As I told you before, I am reading this book by Karl Fogel and here I will comment the second chapter, “Getting started”.
This chapter gives the essential clues to successfully distribute an open source project: how to attract users and developers. If you cannot read the whole book, this chapter will give enough ideas to start your project in an efficient way.
First recommended step is to look around, analyse other similar projects and evaluate if it is better to join them instead of starting from scratch. Where to search? Fogel suggests Freshmeat, SourceForge, and the Directory of free software at the FSF. (I would add Google Code and GitHub due to the amount of projects that host).
Second section gives advice about how to prepare your project ready for public use and involvement. This requires emphasis in writing good documentation (both user documentation and developer documentation) and define the project’s image (name, mission, website, screenshots, feature list…). It is important to clearly state that the project is under a free software license (and which one), the development status, link to download and how to contribute or get involved.
In order to attract developers you shouldn’t just link to the source code, but provide a contributions-friendly environment including control version systems, bugtracking, mailing lists and developer guidelines (not only the technical ones, also about community governance).
I liked very much how this chapter summarizes the most important things to take into account to set up a free software project.

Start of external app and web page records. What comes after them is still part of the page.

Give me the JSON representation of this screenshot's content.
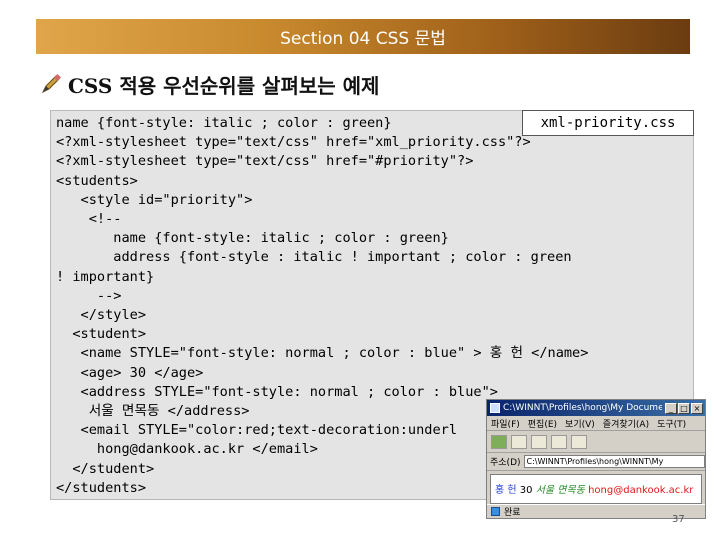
{
  "banner": {
    "title": "Section 04 CSS 문법"
  },
  "heading": {
    "text": "CSS 적용 우선순위를 살펴보는 예제"
  },
  "file_label": "xml-priority.css",
  "code": {
    "lines": [
      "name {font-style: italic ; color : green}",
      "<?xml-stylesheet type=\"text/css\" href=\"xml_priority.css\"?>",
      "<?xml-stylesheet type=\"text/css\" href=\"#priority\"?>",
      "<students>",
      "   <style id=\"priority\">",
      "    <!--",
      "       name {font-style: italic ; color : green}",
      "       address {font-style : italic ! important ; color : green",
      "! important}",
      "     -->",
      "   </style>",
      "  <student>",
      "   <name STYLE=\"font-style: normal ; color : blue\" > 홍 헌 </name>",
      "   <age> 30 </age>",
      "   <address STYLE=\"font-style: normal ; color : blue\">",
      "    서울 면목동 </address>",
      "   <email STYLE=\"color:red;text-decoration:underl",
      "     hong@dankook.ac.kr </email>",
      "  </student>",
      "</students>"
    ]
  },
  "browser": {
    "title": "C:\\WINNT\\Profiles\\hong\\My Documents\\...",
    "menu": [
      "파일(F)",
      "편집(E)",
      "보기(V)",
      "즐겨찾기(A)",
      "도구(T)"
    ],
    "address_label": "주소(D)",
    "address_value": "C:\\WINNT\\Profiles\\hong\\WINNT\\My",
    "content_name": "홍 헌",
    "content_age": "30",
    "content_address": "서울 면목동",
    "content_email": "hong@dankook.ac.kr",
    "status": "완료",
    "colors": {
      "name": "#1f3bd8",
      "address": "#2a8a2a",
      "email": "#e01818"
    }
  },
  "page_number": "37"
}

As the author says “you can use it as a checklist”. Each section links to the chapter where that particular aspect is in-depth covered.
Other thing that I liked is that Fogel explains the differences between the closed development and distribution model and the open model, stressing the change of mentality needed to understand the benefits of spending resources and efforts in preparing the code, the development environment, documentation and guidelines to be ready for public contributions.